ST. LOUIS—Over the past century, Little Rock has transitioned from an economy that produced lumber and cottonseed to one that predominantly provides services—the lion’s share of which is in health, education and state government.
According to analysis published by the Federal Reserve Bank of St. Louis, Little Rock’s resilience during the recession can be attributed to the confluence of three factors:
Prior to the recession, the unemployment rate in Little Rock tracked the national average; since then, the metro area’s economy has proved to be more resilient than the nation’s. From peak to trough, the U.S. shed 6.3 percent of its payroll employment, whereas Little Rock lost 4.7 percent.
However, after the recession officially ended (in 2009), certain sectors have seen employment drop off. Between 2010 and 2012, Little Rock added approximately 3,500 jobs per year—far less than the approximately 6,000 jobs its economy was adding per year prior to the recession. These total figures do not fully capture sector-level dynamics.

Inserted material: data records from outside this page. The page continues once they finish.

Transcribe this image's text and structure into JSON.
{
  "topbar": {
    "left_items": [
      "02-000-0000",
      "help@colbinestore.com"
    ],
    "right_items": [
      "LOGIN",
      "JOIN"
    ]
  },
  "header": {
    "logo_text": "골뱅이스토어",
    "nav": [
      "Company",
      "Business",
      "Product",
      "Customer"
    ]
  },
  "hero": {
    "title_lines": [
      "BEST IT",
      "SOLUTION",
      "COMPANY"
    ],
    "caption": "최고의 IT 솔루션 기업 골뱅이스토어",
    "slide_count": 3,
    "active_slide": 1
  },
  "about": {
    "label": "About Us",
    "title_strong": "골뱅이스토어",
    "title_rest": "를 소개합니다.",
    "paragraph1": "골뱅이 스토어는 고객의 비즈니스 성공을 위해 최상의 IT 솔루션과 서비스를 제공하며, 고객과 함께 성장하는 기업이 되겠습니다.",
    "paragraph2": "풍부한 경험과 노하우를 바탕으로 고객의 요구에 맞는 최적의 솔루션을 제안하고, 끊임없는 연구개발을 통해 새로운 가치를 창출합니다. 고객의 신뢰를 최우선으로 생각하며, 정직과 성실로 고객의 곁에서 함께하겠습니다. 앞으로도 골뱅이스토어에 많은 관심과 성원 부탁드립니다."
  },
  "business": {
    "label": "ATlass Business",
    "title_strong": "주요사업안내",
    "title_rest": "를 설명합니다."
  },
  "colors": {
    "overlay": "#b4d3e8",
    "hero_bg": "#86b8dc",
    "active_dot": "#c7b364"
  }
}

Little Rock’s ability to weather the recession better than the nation and the state was dependent upon consistent employment growth at all levels of government, mostly state government. However this is the only sector that has fared worse since the rebound in employment began in early 2010.
Since January 2012, employment in state and local governments has steadily declined by an average of 0.65 percent year over year, possibly reflecting the end of federal stimulus as well as the lagged effect of lower state tax revenue in recent years.
Of the 55 largest hospitals and medical centers in Arkansas, 14 are located in the Little Rock MSA (Metropolitan Statistical Area). About one-third of all jobs in the health and education services sector across the state are in Little Rock. With implementation of the Affordable Care Act this sector may benefit from an uptick in demand for services and the ability to pay from the newly insured population.
The signals on the economy in Little Rock continue to be mixed. Government payroll employment not only continued to decline in 2013, but shed jobs at a quickening pace. On the other hand, broad improvements in in the real estate sector have led to the creation of construction jobs at a rate not seen since before the recession. Overall, it is still unclear whether the uptick in growth in the MSA is yet another intimation of the region’s economic resiliency observed during the recession or simply transitory divergence along a slower expansionary trend.
With branches in Little Rock, Louisville and Memphis, the Federal Reserve Bank of St. Louis serves the Eighth Federal Reserve District, which includes all of Arkansas, eastern Missouri, southern Indiana, southern Illinois, western Kentucky, western Tennessee and northern Mississippi. The St. Louis Fed is one of 12 regional Reserve banks that, along with the Board of Governors in Washington, D.C., comprise the Federal Reserve System. As the nation's central bank, the Federal Reserve System formulates U.S. monetary policy, regulates state-chartered member banks and bank holding companies, provides payment services to financial institutions and the U.S. government, and promotes community development and financial education.